### HOW TO COMPLETE THIS TASK:
Set down every record below exactly as written.

SUPPLIED MATERIAL below:

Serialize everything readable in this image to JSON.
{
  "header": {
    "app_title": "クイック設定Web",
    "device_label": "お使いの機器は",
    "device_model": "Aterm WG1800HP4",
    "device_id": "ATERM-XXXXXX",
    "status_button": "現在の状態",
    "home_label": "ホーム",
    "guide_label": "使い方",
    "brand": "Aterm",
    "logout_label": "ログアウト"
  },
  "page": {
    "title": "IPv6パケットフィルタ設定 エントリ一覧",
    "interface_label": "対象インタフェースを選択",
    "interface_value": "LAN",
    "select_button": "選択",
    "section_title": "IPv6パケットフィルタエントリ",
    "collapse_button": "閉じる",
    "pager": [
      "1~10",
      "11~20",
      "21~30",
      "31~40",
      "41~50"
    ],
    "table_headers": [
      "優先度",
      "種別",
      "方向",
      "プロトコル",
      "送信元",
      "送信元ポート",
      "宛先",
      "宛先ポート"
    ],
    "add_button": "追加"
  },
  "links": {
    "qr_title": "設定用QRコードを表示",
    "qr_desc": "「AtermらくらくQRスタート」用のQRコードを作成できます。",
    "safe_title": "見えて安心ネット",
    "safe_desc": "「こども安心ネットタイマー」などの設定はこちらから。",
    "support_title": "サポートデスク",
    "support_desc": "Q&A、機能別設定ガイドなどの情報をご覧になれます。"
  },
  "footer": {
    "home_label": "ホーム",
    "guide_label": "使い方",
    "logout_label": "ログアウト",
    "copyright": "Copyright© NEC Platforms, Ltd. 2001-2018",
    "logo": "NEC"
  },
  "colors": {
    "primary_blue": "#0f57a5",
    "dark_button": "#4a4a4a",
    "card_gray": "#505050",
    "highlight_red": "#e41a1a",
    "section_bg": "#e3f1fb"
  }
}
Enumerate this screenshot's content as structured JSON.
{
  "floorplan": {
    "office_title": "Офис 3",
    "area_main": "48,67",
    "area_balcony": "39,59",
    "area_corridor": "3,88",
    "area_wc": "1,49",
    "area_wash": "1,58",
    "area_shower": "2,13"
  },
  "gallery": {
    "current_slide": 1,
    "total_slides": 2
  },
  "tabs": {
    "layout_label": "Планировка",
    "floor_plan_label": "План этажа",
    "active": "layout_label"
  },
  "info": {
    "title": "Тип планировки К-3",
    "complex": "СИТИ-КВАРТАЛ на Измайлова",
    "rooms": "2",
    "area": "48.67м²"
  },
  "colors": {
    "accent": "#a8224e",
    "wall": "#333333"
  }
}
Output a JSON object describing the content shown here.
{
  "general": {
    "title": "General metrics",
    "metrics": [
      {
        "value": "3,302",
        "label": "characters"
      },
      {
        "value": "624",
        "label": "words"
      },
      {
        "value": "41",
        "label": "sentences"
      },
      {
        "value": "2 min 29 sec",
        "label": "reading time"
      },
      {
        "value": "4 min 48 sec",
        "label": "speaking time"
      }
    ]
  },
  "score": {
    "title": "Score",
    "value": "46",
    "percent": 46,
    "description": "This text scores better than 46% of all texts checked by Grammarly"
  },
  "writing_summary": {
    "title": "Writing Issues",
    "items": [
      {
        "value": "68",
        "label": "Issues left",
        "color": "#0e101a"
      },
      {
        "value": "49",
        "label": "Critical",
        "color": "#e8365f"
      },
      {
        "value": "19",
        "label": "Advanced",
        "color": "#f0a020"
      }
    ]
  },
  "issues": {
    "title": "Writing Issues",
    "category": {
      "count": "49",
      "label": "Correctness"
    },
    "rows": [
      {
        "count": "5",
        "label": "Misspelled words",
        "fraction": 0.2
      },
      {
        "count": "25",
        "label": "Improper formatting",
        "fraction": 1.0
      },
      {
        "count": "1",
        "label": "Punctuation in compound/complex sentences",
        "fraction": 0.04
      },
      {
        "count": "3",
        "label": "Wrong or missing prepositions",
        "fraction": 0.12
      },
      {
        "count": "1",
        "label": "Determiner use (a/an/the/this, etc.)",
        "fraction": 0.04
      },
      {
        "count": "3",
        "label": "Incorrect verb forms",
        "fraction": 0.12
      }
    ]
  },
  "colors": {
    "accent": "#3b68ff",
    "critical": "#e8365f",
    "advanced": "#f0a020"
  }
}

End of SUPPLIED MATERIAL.

### ANSWER TO THIS TASK:
Serialize everything readable in this image to JSON.
{
  "header": {
    "app_title": "クイック設定Web",
    "device_label": "お使いの機器は",
    "device_model": "Aterm WG1800HP4",
    "device_id": "ATERM-XXXXXX",
    "status_button": "現在の状態",
    "home_label": "ホーム",
    "guide_label": "使い方",
    "brand": "Aterm",
    "logout_label": "ログアウト"
  },
  "page": {
    "title": "IPv6パケットフィルタ設定 エントリ一覧",
    "interface_label": "対象インタフェースを選択",
    "interface_value": "LAN",
    "select_button": "選択",
    "section_title": "IPv6パケットフィルタエントリ",
    "collapse_button": "閉じる",
    "pager": [
      "1~10",
      "11~20",
      "21~30",
      "31~40",
      "41~50"
    ],
    "table_headers": [
      "優先度",
      "種別",
      "方向",
      "プロトコル",
      "送信元",
      "送信元ポート",
      "宛先",
      "宛先ポート"
    ],
    "add_button": "追加"
  },
  "links": {
    "qr_title": "設定用QRコードを表示",
    "qr_desc": "「AtermらくらくQRスタート」用のQRコードを作成できます。",
    "safe_title": "見えて安心ネット",
    "safe_desc": "「こども安心ネットタイマー」などの設定はこちらから。",
    "support_title": "サポートデスク",
    "support_desc": "Q&A、機能別設定ガイドなどの情報をご覧になれます。"
  },
  "footer": {
    "home_label": "ホーム",
    "guide_label": "使い方",
    "logout_label": "ログアウト",
    "copyright": "Copyright© NEC Platforms, Ltd. 2001-2018",
    "logo": "NEC"
  },
  "colors": {
    "primary_blue": "#0f57a5",
    "dark_button": "#4a4a4a",
    "card_gray": "#505050",
    "highlight_red": "#e41a1a",
    "section_bg": "#e3f1fb"
  }
}
Enumerate this screenshot's content as structured JSON.
{
  "floorplan": {
    "office_title": "Офис 3",
    "area_main": "48,67",
    "area_balcony": "39,59",
    "area_corridor": "3,88",
    "area_wc": "1,49",
    "area_wash": "1,58",
    "area_shower": "2,13"
  },
  "gallery": {
    "current_slide": 1,
    "total_slides": 2
  },
  "tabs": {
    "layout_label": "Планировка",
    "floor_plan_label": "План этажа",
    "active": "layout_label"
  },
  "info": {
    "title": "Тип планировки К-3",
    "complex": "СИТИ-КВАРТАЛ на Измайлова",
    "rooms": "2",
    "area": "48.67м²"
  },
  "colors": {
    "accent": "#a8224e",
    "wall": "#333333"
  }
}
Output a JSON object describing the content shown here.
{
  "general": {
    "title": "General metrics",
    "metrics": [
      {
        "value": "3,302",
        "label": "characters"
      },
      {
        "value": "624",
        "label": "words"
      },
      {
        "value": "41",
        "label": "sentences"
      },
      {
        "value": "2 min 29 sec",
        "label": "reading time"
      },
      {
        "value": "4 min 48 sec",
        "label": "speaking time"
      }
    ]
  },
  "score": {
    "title": "Score",
    "value": "46",
    "percent": 46,
    "description": "This text scores better than 46% of all texts checked by Grammarly"
  },
  "writing_summary": {
    "title": "Writing Issues",
    "items": [
      {
        "value": "68",
        "label": "Issues left",
        "color": "#0e101a"
      },
      {
        "value": "49",
        "label": "Critical",
        "color": "#e8365f"
      },
      {
        "value": "19",
        "label": "Advanced",
        "color": "#f0a020"
      }
    ]
  },
  "issues": {
    "title": "Writing Issues",
    "category": {
      "count": "49",
      "label": "Correctness"
    },
    "rows": [
      {
        "count": "5",
        "label": "Misspelled words",
        "fraction": 0.2
      },
      {
        "count": "25",
        "label": "Improper formatting",
        "fraction": 1.0
      },
      {
        "count": "1",
        "label": "Punctuation in compound/complex sentences",
        "fraction": 0.04
      },
      {
        "count": "3",
        "label": "Wrong or missing prepositions",
        "fraction": 0.12
      },
      {
        "count": "1",
        "label": "Determiner use (a/an/the/this, etc.)",
        "fraction": 0.04
      },
      {
        "count": "3",
        "label": "Incorrect verb forms",
        "fraction": 0.12
      }
    ]
  },
  "colors": {
    "accent": "#3b68ff",
    "critical": "#e8365f",
    "advanced": "#f0a020"
  }
}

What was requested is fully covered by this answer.